After decades of steady growth, the number of international adoptions has dropped nearly 50% since 2004, despite the well-publicized explosion of adoptions from China in the 1990s, and high-profile adoptions by celebrities such as Angelina Jolie from Cambodia and Madonna from Malawi.
The decline isn’t due to fewer orphans worldwide nor waning demand from prospective parents, experts say. It is due to rising regulations and growing sentiment in countries such as Russia and China against sending orphans abroad.
The number of children finding new homes in the United States — the number one location for adopting children — fell to 8,668 in 2012 after peaking at 22,884 in 2004, according to U.S. State Department statistics. A survey by Britain’s Newcastle University of the top 23 nations that adopt children from abroad recorded 23,626 international adoptions in 2011 — down from 45,299 in 2004.
“I think it’s both a surprise that it’s been dropping, and it’s a surprise that significant forces are opposed to international adoption,” said Elizabeth Bartholet, professor of law and director of the Child Advocacy Program at Harvard Law School. With the growing forces of globalization, “why wouldn’t this be expanding?” added Bartholet, a proponent of international adoption who adopted two boy from Peru in the 1980s. [Source]
As the US remains the top receiving nation for orphans from foreign countries such as China, Megan Twohey at Reuters looks at America’s underground market for adopted children where parents advertise to re-home kids they regret adopting.
The practice is called “private re-homing,” a term typically used by owners seeking new homes for their pets. Based on solicitations posted on one of eight similar online bulletin boards, the parallels are striking.
“Born in October of 2000 – this handsome boy, ‘Rick’ was placed from India a year ago and is obedient and eager to please,” one ad for a child read.

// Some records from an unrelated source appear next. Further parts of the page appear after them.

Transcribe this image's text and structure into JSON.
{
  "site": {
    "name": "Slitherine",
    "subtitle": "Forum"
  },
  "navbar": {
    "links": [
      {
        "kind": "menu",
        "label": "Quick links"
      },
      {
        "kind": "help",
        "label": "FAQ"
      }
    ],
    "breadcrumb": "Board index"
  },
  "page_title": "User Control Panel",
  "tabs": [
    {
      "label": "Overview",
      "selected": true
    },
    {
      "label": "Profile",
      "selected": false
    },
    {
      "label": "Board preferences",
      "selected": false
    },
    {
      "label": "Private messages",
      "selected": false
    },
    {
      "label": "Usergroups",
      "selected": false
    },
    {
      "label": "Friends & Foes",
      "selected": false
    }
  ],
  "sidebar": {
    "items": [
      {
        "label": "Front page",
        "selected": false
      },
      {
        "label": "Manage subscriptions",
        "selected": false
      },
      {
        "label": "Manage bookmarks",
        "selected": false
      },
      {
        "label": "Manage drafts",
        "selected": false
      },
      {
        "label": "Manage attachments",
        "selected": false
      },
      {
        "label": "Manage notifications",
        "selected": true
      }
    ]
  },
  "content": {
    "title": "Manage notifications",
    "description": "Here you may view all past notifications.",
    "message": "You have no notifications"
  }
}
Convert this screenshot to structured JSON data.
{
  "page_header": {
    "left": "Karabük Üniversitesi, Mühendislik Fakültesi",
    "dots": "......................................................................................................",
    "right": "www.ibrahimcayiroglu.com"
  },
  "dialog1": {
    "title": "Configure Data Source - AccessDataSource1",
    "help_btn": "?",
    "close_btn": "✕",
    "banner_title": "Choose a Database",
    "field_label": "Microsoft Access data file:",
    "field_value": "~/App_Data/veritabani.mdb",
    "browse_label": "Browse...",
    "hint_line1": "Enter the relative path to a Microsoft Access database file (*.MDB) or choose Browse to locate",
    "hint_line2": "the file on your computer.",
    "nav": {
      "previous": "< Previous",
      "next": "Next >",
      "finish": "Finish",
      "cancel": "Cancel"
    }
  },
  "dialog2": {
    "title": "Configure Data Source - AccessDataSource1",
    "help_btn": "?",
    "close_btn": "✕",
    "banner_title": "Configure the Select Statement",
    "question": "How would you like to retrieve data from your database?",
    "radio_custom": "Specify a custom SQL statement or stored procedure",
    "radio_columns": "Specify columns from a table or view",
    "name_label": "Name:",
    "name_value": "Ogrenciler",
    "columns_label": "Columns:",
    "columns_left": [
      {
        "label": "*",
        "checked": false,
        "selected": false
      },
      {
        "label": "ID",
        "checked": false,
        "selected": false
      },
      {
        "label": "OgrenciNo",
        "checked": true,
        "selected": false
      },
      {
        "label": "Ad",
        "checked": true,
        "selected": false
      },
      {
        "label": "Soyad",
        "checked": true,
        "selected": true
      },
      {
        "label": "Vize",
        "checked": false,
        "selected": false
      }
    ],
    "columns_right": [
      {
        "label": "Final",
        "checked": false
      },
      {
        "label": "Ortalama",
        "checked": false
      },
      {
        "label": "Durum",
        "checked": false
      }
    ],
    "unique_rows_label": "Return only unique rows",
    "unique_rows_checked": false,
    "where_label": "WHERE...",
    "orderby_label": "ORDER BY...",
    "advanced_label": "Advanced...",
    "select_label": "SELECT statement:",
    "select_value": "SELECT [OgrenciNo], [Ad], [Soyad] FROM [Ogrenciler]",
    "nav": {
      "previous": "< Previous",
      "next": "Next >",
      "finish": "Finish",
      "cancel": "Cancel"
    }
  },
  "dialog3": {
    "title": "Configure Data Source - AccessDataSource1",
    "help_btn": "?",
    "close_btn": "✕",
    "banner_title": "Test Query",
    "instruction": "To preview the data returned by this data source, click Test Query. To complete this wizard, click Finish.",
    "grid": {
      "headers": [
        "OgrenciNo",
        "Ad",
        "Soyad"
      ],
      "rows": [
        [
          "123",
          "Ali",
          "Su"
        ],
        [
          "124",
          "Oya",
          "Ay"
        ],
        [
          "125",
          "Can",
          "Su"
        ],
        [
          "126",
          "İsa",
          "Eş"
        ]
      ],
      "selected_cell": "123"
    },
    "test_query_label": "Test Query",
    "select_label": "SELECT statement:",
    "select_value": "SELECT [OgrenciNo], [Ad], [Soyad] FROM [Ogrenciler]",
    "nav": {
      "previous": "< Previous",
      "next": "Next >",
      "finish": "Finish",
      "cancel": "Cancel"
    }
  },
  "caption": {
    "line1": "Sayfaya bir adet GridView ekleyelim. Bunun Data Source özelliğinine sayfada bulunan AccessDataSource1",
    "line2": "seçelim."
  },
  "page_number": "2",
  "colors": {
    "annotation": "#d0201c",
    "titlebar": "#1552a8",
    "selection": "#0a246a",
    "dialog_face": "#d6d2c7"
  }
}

[…] Another parent advertised a child days after bringing her to America. “We adopted an 8-year-old girl from China… Unfortunately, We are now struggling having been home for 5 days.” The parent asked that others share the ad “with anyone you think may be interested.”
Reuters analyzed 5,029 posts from a five-year period on one Internet message board, a Yahoo group. On average, a child was advertised for re-homing there once a week. Most of the children ranged in age from 6 to 14 and had been adopted from abroad – from countries such as Russia and China, Ethiopia and Ukraine. The youngest was 10 months old. [Source]
Click through to Reuters to see the full-length investigation. See also an investigative report by Charlie Custer about the links between child trafficking in China and international adoptions.